YOUR INSTRUCTIONS
Copy every line of the data that contains the string "icon".

(Beginning of RAW DATA)

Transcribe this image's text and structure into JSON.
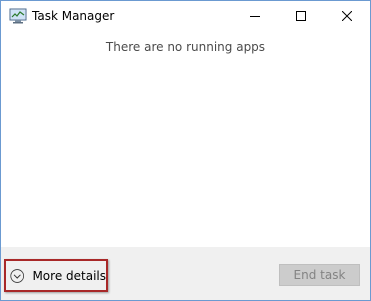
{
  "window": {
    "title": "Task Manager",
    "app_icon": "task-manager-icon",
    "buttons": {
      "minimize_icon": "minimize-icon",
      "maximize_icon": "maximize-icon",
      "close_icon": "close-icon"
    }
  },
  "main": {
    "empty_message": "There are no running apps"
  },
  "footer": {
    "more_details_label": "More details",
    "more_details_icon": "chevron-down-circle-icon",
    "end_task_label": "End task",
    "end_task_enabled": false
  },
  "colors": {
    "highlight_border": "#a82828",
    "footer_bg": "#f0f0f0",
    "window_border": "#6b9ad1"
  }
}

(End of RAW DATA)

RESULT FOR THIS TASK
    "app_icon": "task-manager-icon",
      "minimize_icon": "minimize-icon",
      "maximize_icon": "maximize-icon",
      "close_icon": "close-icon"
    "more_details_icon": "chevron-down-circle-icon",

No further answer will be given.